(Beginning of PROVIDED RECORDS)

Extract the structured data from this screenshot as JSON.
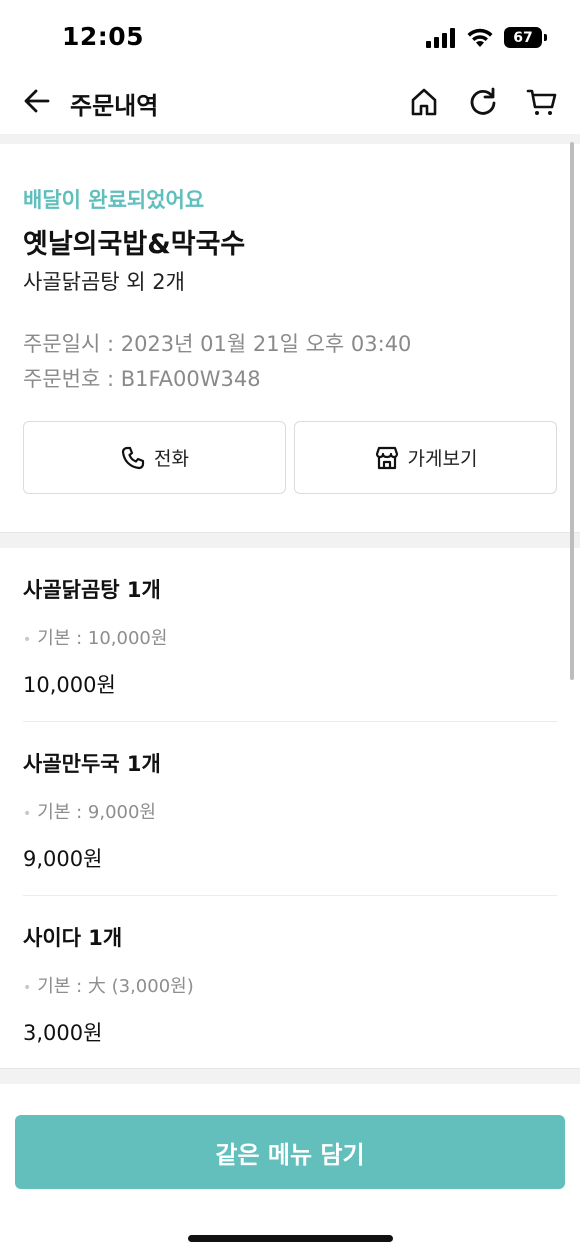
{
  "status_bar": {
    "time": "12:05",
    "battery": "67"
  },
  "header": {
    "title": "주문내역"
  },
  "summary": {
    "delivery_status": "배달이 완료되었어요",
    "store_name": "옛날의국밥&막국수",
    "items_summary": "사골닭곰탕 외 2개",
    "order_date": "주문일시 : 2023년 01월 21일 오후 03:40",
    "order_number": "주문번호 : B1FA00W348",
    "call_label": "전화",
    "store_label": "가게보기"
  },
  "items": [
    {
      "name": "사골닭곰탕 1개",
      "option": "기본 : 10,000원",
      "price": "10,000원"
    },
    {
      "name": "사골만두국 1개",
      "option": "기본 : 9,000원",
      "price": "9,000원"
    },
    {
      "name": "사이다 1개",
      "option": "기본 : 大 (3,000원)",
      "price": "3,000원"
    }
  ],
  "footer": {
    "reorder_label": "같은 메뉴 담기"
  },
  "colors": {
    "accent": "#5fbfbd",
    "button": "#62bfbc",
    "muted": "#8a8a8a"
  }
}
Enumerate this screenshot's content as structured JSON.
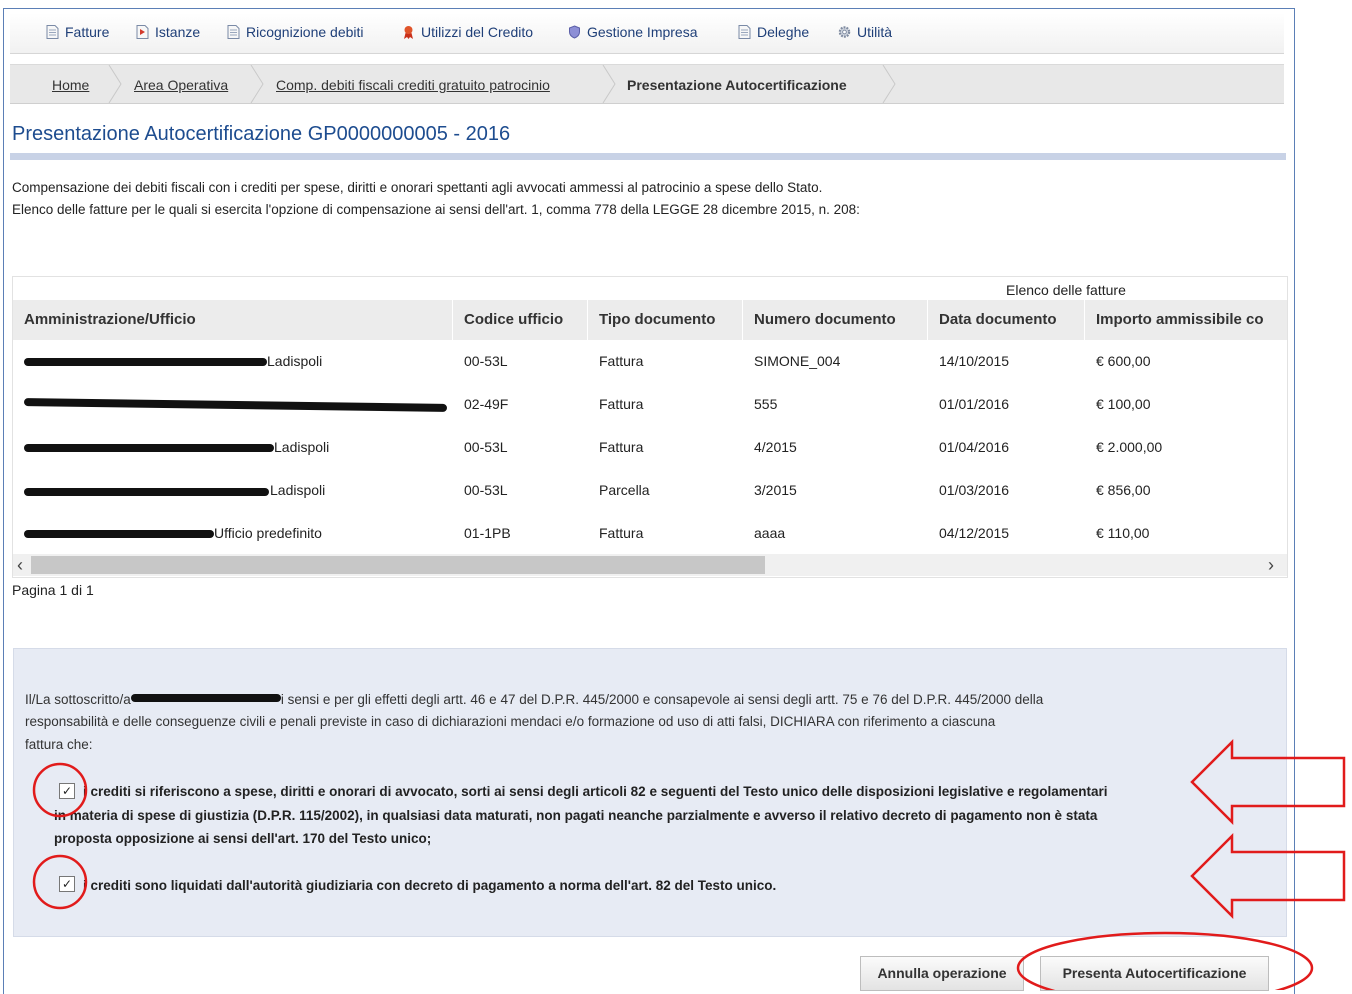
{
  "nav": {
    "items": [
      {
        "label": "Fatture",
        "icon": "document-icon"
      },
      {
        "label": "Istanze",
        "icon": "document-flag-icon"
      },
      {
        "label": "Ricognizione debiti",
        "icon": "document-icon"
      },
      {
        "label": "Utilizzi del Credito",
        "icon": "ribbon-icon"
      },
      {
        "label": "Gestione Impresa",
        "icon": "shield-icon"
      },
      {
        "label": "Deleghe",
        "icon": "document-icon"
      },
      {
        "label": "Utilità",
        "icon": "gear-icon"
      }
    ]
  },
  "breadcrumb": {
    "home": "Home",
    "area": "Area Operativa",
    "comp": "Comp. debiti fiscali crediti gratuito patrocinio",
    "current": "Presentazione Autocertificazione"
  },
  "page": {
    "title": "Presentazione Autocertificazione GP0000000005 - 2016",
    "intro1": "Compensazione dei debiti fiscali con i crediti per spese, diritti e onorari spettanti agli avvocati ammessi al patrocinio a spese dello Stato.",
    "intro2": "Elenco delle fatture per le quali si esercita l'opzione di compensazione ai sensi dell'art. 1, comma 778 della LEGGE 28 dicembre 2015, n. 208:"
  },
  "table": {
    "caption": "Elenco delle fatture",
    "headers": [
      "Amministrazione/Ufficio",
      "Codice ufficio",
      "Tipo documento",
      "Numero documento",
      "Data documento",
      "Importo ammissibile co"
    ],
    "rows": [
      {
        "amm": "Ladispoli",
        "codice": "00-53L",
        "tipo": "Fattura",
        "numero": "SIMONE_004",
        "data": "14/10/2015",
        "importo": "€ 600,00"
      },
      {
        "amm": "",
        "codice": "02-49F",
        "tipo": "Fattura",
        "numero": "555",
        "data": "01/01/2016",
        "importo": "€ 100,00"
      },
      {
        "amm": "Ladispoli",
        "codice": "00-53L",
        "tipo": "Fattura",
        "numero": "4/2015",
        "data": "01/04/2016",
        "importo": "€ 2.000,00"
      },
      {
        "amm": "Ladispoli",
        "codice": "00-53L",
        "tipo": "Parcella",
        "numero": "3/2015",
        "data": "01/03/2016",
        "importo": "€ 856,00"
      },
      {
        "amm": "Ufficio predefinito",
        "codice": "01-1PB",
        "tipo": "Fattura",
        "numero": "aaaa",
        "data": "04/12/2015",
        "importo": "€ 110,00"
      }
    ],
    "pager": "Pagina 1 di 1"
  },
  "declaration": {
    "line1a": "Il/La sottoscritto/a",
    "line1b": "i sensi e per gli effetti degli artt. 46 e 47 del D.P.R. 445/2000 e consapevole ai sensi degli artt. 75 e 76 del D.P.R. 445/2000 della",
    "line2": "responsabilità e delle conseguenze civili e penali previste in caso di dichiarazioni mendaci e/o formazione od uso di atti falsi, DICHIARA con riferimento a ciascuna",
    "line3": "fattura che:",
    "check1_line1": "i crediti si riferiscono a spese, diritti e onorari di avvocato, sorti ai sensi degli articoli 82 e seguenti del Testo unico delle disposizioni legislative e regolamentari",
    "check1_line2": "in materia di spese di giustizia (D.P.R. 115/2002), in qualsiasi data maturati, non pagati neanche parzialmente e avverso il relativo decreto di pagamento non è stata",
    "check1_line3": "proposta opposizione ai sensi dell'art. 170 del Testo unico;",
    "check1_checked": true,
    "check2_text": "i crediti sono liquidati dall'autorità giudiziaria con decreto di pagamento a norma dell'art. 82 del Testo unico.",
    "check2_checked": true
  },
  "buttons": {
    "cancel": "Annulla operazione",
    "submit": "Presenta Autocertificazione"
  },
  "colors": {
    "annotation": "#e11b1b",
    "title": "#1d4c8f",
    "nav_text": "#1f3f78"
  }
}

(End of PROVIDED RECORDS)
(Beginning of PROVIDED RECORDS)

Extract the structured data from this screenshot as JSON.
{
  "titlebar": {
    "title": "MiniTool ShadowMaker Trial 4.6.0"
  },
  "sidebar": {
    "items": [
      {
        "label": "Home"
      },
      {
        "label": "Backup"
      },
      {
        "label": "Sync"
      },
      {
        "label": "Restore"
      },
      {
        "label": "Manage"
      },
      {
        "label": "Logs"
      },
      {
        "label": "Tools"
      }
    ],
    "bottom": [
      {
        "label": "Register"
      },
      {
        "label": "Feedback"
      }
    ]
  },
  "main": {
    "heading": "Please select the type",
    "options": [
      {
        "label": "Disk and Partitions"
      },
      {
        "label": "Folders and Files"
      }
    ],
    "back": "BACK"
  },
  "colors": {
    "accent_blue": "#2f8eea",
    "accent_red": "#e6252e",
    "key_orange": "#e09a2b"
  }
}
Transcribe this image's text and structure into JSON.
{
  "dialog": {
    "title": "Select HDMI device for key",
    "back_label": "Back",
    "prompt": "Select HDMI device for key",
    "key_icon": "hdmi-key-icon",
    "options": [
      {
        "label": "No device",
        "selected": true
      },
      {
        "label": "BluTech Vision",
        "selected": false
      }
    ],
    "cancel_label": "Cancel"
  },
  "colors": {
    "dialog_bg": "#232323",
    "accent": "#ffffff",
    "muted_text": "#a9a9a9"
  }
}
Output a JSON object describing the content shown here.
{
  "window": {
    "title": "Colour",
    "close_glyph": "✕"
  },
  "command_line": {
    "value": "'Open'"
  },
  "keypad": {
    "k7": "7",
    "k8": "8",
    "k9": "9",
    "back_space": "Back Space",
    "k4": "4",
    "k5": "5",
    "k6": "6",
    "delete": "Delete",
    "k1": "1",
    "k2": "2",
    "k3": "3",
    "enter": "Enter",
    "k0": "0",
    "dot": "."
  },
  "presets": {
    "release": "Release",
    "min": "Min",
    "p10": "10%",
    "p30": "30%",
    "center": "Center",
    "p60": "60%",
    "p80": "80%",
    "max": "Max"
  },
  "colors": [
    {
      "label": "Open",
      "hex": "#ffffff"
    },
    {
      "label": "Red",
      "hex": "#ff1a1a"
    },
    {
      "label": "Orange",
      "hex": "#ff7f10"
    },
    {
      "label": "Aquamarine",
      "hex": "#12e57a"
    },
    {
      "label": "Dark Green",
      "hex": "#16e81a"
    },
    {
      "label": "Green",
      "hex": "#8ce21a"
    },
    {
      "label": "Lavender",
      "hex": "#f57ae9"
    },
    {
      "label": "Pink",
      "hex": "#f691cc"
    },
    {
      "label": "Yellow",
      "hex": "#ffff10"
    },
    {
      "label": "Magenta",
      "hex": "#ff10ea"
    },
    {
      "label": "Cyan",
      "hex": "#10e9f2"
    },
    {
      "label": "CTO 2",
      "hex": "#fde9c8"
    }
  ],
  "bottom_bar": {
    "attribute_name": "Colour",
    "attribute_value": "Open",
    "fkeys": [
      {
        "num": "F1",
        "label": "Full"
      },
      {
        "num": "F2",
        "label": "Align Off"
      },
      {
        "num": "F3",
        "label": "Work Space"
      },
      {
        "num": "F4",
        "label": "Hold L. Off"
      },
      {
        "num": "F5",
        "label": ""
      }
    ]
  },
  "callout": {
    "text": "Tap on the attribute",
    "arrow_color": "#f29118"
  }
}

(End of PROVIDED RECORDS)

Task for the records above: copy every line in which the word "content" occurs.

TASK RESPONSE
Enumerate this screenshot's content as structured JSON.
Output a JSON object describing the content shown here.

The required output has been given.